INSTRUCTIONS FOR THE TASK
Reproduce, word for word, all of the records; the pictures stay out.

INPUT FOR THIS TASK
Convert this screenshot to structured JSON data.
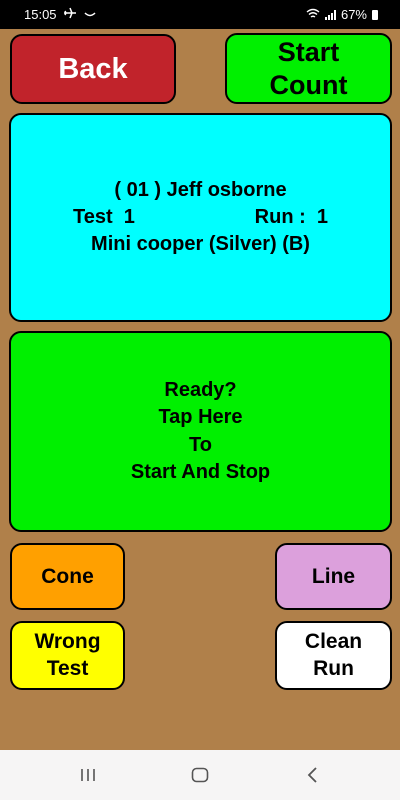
{
  "status_bar": {
    "time": "15:05",
    "battery": "67%",
    "icons": [
      "airplane-icon",
      "cloud-icon",
      "wifi-icon",
      "signal-icon",
      "battery-icon"
    ]
  },
  "buttons": {
    "back": "Back",
    "start_count": [
      "Start",
      "Count"
    ],
    "cone": "Cone",
    "line": "Line",
    "wrong_test": [
      "Wrong",
      "Test"
    ],
    "clean_run": [
      "Clean",
      "Run"
    ]
  },
  "info": {
    "driver": "( 01 ) Jeff osborne",
    "test_label": "Test  1",
    "run_label": "Run :  1",
    "car": "Mini cooper (Silver) (B)"
  },
  "timer_panel": {
    "lines": [
      "Ready?",
      "Tap Here",
      "To",
      "Start And Stop"
    ]
  },
  "nav": {
    "icons": [
      "recent-apps-icon",
      "home-icon",
      "back-icon"
    ]
  },
  "colors": {
    "background": "#b0804a",
    "back_button": "#c1232b",
    "start_button": "#00f000",
    "info_panel": "#00ffff",
    "timer_panel": "#00f000",
    "cone_button": "#ffa000",
    "line_button": "#dca0dc",
    "wrong_test_button": "#ffff00",
    "clean_run_button": "#ffffff"
  }
}
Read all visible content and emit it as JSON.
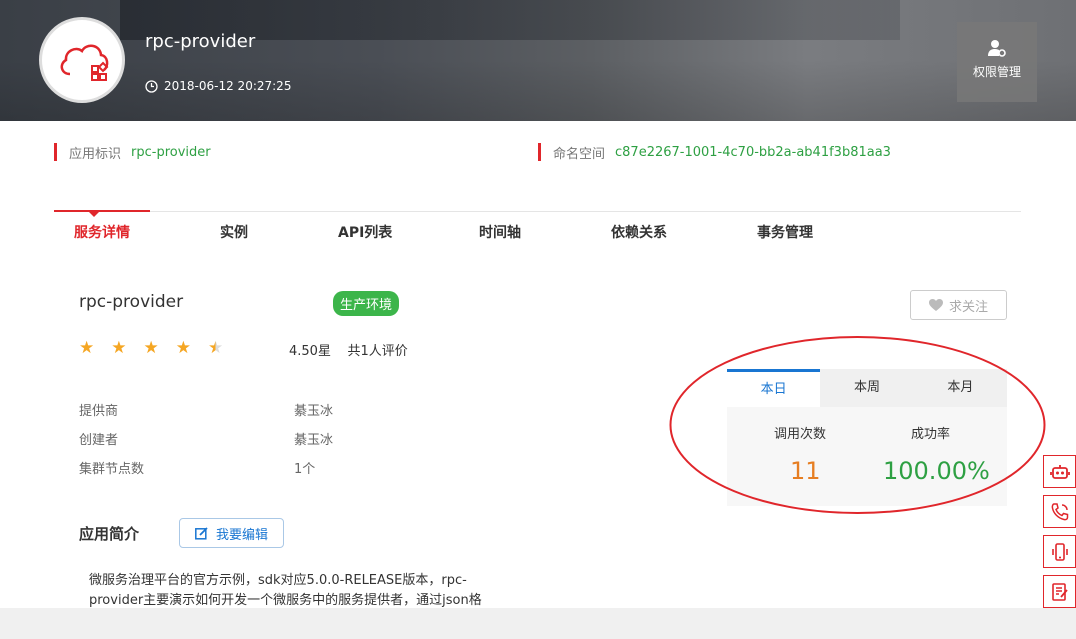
{
  "header": {
    "app_title": "rpc-provider",
    "timestamp": "2018-06-12 20:27:25",
    "permission_button": "权限管理"
  },
  "info": {
    "app_id_label": "应用标识",
    "app_id_value": "rpc-provider",
    "namespace_label": "命名空间",
    "namespace_value": "c87e2267-1001-4c70-bb2a-ab41f3b81aa3"
  },
  "tabs": [
    {
      "label": "服务详情",
      "active": true
    },
    {
      "label": "实例"
    },
    {
      "label": "API列表"
    },
    {
      "label": "时间轴"
    },
    {
      "label": "依赖关系"
    },
    {
      "label": "事务管理"
    }
  ],
  "detail": {
    "service_name": "rpc-provider",
    "env_badge": "生产环境",
    "follow_button": "求关注",
    "rating_value": 4.5,
    "rating_text": "4.50星",
    "review_count": "共1人评价",
    "fields": [
      {
        "label": "提供商",
        "value": "綦玉冰"
      },
      {
        "label": "创建者",
        "value": "綦玉冰"
      },
      {
        "label": "集群节点数",
        "value": "1个"
      }
    ],
    "intro_title": "应用简介",
    "edit_button": "我要编辑",
    "intro_text": "微服务治理平台的官方示例，sdk对应5.0.0-RELEASE版本，rpc-provider主要演示如何开发一个微服务中的服务提供者，通过json格"
  },
  "stats": {
    "tabs": [
      "本日",
      "本周",
      "本月"
    ],
    "active_tab": "本日",
    "calls_label": "调用次数",
    "success_label": "成功率",
    "calls_value": "11",
    "success_value": "100.00%"
  },
  "colors": {
    "accent_red": "#e0262b",
    "green": "#2ea043",
    "blue": "#1976d2",
    "orange": "#e67e22"
  },
  "side_buttons": [
    "robot-icon",
    "phone-icon",
    "mobile-icon",
    "notes-icon"
  ]
}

OUTPUT FOR THIS EXERCISE
Convert this screenshot to structured JSON data.
{
  "status_bar": {
    "time": "15:05",
    "battery": "67%",
    "icons": [
      "airplane-icon",
      "cloud-icon",
      "wifi-icon",
      "signal-icon",
      "battery-icon"
    ]
  },
  "buttons": {
    "back": "Back",
    "start_count": [
      "Start",
      "Count"
    ],
    "cone": "Cone",
    "line": "Line",
    "wrong_test": [
      "Wrong",
      "Test"
    ],
    "clean_run": [
      "Clean",
      "Run"
    ]
  },
  "info": {
    "driver": "( 01 ) Jeff osborne",
    "test_label": "Test  1",
    "run_label": "Run :  1",
    "car": "Mini cooper (Silver) (B)"
  },
  "timer_panel": {
    "lines": [
      "Ready?",
      "Tap Here",
      "To",
      "Start And Stop"
    ]
  },
  "nav": {
    "icons": [
      "recent-apps-icon",
      "home-icon",
      "back-icon"
    ]
  },
  "colors": {
    "background": "#b0804a",
    "back_button": "#c1232b",
    "start_button": "#00f000",
    "info_panel": "#00ffff",
    "timer_panel": "#00f000",
    "cone_button": "#ffa000",
    "line_button": "#dca0dc",
    "wrong_test_button": "#ffff00",
    "clean_run_button": "#ffffff"
  }
}
Read all visible content and emit it as JSON.
{
  "header": {
    "app_title": "rpc-provider",
    "timestamp": "2018-06-12 20:27:25",
    "permission_button": "权限管理"
  },
  "info": {
    "app_id_label": "应用标识",
    "app_id_value": "rpc-provider",
    "namespace_label": "命名空间",
    "namespace_value": "c87e2267-1001-4c70-bb2a-ab41f3b81aa3"
  },
  "tabs": [
    {
      "label": "服务详情",
      "active": true
    },
    {
      "label": "实例"
    },
    {
      "label": "API列表"
    },
    {
      "label": "时间轴"
    },
    {
      "label": "依赖关系"
    },
    {
      "label": "事务管理"
    }
  ],
  "detail": {
    "service_name": "rpc-provider",
    "env_badge": "生产环境",
    "follow_button": "求关注",
    "rating_value": 4.5,
    "rating_text": "4.50星",
    "review_count": "共1人评价",
    "fields": [
      {
        "label": "提供商",
        "value": "綦玉冰"
      },
      {
        "label": "创建者",
        "value": "綦玉冰"
      },
      {
        "label": "集群节点数",
        "value": "1个"
      }
    ],
    "intro_title": "应用简介",
    "edit_button": "我要编辑",
    "intro_text": "微服务治理平台的官方示例，sdk对应5.0.0-RELEASE版本，rpc-provider主要演示如何开发一个微服务中的服务提供者，通过json格"
  },
  "stats": {
    "tabs": [
      "本日",
      "本周",
      "本月"
    ],
    "active_tab": "本日",
    "calls_label": "调用次数",
    "success_label": "成功率",
    "calls_value": "11",
    "success_value": "100.00%"
  },
  "colors": {
    "accent_red": "#e0262b",
    "green": "#2ea043",
    "blue": "#1976d2",
    "orange": "#e67e22"
  },
  "side_buttons": [
    "robot-icon",
    "phone-icon",
    "mobile-icon",
    "notes-icon"
  ]
}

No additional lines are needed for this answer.